#### REQUIRED WORK:
Copy, from the material below, each line that contains the word "телефона".

#### RECORDS SHOWN:
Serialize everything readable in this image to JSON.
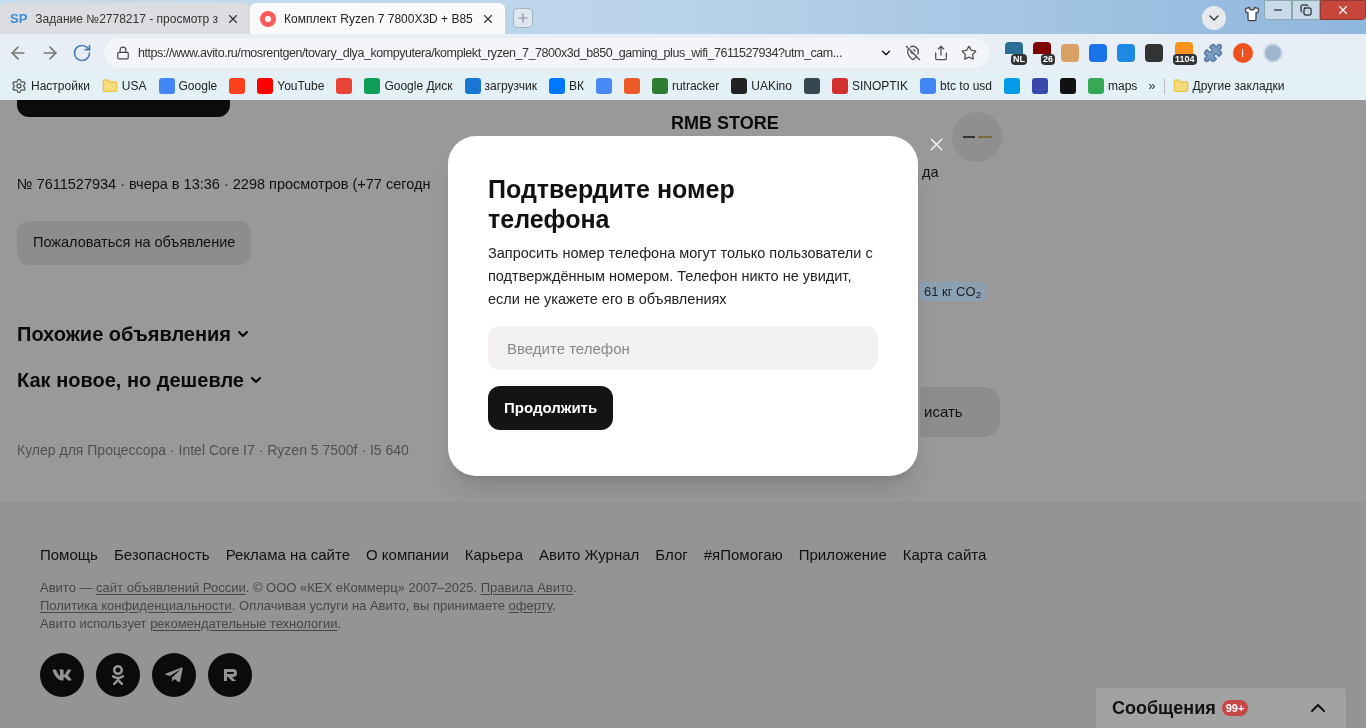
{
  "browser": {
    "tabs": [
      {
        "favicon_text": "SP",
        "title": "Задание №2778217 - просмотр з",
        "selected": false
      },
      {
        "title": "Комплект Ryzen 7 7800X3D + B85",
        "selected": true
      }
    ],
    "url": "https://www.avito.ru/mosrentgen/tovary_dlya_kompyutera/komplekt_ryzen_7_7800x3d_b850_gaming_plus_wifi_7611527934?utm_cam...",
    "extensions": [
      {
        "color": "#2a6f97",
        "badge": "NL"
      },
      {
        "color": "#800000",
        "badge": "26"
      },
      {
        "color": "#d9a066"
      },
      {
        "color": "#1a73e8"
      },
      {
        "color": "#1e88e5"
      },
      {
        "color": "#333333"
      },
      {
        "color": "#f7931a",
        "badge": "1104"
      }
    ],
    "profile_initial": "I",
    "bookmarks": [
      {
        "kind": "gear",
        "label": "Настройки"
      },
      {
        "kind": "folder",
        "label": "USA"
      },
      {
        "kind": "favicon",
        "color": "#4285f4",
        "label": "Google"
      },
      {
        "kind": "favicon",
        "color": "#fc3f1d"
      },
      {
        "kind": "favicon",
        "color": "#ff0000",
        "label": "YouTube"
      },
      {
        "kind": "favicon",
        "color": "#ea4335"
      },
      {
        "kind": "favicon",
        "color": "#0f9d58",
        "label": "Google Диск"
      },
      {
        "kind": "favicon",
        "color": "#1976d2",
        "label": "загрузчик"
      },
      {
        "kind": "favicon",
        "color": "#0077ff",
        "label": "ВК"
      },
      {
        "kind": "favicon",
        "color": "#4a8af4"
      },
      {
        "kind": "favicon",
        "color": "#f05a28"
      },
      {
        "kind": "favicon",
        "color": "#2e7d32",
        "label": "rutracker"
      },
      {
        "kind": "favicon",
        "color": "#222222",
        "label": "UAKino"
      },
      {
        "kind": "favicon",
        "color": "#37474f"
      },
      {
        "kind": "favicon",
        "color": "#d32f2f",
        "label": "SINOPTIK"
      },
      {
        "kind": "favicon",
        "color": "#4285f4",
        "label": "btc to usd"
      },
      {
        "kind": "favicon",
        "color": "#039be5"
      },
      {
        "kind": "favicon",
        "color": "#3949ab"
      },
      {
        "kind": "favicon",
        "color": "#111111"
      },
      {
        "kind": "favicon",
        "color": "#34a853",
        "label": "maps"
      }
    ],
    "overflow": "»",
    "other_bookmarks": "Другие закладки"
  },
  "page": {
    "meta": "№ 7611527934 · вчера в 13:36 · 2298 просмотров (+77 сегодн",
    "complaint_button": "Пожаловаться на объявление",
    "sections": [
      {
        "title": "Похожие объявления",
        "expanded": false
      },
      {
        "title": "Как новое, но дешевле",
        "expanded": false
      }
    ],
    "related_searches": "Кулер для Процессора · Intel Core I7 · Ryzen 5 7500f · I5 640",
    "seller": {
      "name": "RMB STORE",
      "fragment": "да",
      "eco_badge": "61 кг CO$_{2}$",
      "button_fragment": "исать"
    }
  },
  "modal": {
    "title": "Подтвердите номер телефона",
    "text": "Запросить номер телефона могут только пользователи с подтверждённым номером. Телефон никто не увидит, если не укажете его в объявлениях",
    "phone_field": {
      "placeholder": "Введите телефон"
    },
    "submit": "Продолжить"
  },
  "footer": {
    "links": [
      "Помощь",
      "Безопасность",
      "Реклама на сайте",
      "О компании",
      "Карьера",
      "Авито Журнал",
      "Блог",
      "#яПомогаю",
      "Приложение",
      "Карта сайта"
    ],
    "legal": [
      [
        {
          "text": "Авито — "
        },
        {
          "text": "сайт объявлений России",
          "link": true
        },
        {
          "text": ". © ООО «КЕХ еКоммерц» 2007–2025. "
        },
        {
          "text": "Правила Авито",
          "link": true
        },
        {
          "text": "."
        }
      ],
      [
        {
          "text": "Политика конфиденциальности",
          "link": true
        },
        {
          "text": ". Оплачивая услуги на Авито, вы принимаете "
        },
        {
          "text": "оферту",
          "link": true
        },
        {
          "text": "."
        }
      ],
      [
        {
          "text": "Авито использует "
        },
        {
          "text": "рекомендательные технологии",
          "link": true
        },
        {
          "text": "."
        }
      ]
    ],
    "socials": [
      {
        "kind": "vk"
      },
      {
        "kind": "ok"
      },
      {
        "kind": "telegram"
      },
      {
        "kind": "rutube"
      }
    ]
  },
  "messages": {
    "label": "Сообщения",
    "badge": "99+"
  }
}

#### ANSWER FOR THE TASK:
    "title": "Подтвердите номер телефона",
    "text": "Запросить номер телефона могут только пользователи с подтверждённым номером. Телефон никто не увидит, если не укажете его в объявлениях",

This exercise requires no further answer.